The Post has carried another attack on firearms ownership by Colman McCarthy {op-ed, Nov. 28}; one feels that McCarthy will not be content until he has successfully blamed firearms in general and handguns in particular for the AIDS epidemic, cancer and the U.S. budget deficit.

McCarthy rails against firearms, citing suicides, accidental deaths, homicides and crime in general as justification for banning them. He, like most members of the media, is good at listing numbers and arbitrarily assigning blame. But what solutions does he propose?

Gun control laws haven't been the success their advocates would have us believe. D.C. is a good example. According to an article that appeared in Washingtonian magazine a couple of years ago, after passage of the 1976 law, which virtually prohibits handgun ownership, crime in Washington drove the city from 17th to 7th in high-crime rankings, exactly the opposite of what the proponents of the law promised. "But guns come in from Maryland and Virginia," they cry. What of federal laws, the Gun Control Act of 1968, also billed as a great anticrime measure, which makes it a felony to cross a state line to obtain a handgun, and of Maryland's mandatory police check and waiting period, in force since 1969? Maryland, according to the Treasury Department, supplies slightly more guns to crime than Virginia, which has no restrictions. If restrictions and bans are the salvation their proponents claim, why these discrepancies?

The evidence suggests that, in spite of what its advocates claim, a position against guns is actually pro-crime. Are guns used in crime? Sure. Does banning guns reduce crime? Not so far. If you doubt it, look at crime statistics from across the United States and compare them with gun control laws; the higher crime areas have the most restrictive gun laws. Does this mean that gun control laws cause crime?

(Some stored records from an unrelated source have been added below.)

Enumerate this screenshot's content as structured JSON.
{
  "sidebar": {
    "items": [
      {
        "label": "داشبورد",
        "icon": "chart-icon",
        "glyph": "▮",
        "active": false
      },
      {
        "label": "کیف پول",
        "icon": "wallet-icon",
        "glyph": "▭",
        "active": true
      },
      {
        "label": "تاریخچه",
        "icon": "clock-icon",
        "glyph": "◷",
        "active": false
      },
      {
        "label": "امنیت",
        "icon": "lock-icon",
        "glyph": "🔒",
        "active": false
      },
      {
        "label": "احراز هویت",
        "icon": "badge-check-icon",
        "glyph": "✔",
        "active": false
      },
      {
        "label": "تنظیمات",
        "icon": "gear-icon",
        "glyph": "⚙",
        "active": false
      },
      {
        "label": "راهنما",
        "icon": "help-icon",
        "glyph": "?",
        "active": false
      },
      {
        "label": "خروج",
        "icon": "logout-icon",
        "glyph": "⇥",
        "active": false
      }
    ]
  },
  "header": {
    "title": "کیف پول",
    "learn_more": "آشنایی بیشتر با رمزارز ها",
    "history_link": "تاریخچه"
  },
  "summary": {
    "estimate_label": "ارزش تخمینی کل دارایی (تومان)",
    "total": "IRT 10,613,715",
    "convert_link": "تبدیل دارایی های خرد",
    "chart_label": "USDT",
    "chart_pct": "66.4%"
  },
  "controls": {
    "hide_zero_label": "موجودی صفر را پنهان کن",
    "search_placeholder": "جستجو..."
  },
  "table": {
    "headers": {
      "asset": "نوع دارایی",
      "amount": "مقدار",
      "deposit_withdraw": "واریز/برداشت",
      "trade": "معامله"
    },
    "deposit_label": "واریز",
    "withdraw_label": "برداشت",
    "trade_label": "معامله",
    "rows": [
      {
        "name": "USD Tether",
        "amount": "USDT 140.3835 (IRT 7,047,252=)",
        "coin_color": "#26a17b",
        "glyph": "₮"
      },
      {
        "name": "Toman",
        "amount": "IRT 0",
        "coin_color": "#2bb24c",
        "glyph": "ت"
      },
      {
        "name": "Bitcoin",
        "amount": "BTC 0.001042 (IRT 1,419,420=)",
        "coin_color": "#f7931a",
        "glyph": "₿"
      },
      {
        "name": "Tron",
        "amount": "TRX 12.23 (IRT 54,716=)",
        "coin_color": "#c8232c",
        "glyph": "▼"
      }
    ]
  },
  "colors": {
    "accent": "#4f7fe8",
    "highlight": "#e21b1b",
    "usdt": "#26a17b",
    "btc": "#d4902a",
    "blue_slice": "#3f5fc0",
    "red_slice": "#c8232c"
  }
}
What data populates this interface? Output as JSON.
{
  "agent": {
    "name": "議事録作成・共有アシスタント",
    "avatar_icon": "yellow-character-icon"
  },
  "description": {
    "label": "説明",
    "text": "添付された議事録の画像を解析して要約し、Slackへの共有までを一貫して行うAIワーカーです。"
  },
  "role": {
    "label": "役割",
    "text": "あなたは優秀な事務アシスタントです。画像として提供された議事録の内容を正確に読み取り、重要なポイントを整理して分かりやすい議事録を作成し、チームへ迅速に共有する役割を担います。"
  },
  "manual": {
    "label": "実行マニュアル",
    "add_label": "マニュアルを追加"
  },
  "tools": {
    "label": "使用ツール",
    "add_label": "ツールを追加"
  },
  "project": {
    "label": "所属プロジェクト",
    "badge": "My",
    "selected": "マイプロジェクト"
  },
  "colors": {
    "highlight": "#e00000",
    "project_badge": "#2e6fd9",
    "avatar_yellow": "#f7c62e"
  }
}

No, but they do have a negative effect.

Crime will not go away by banning guns; it will end when we have ensured good education and opportunity for our citizens, a means by which they can lay claim to a part of our society and succeed on their own; suicides will stop only when those in despair find help and encouragement to resolve problems with their own strengths; firearms accidents will cease when we treat guns not as forbidden fruit but as machines to be understood and regarded with a healthy respect.

-- Peter H. Gookins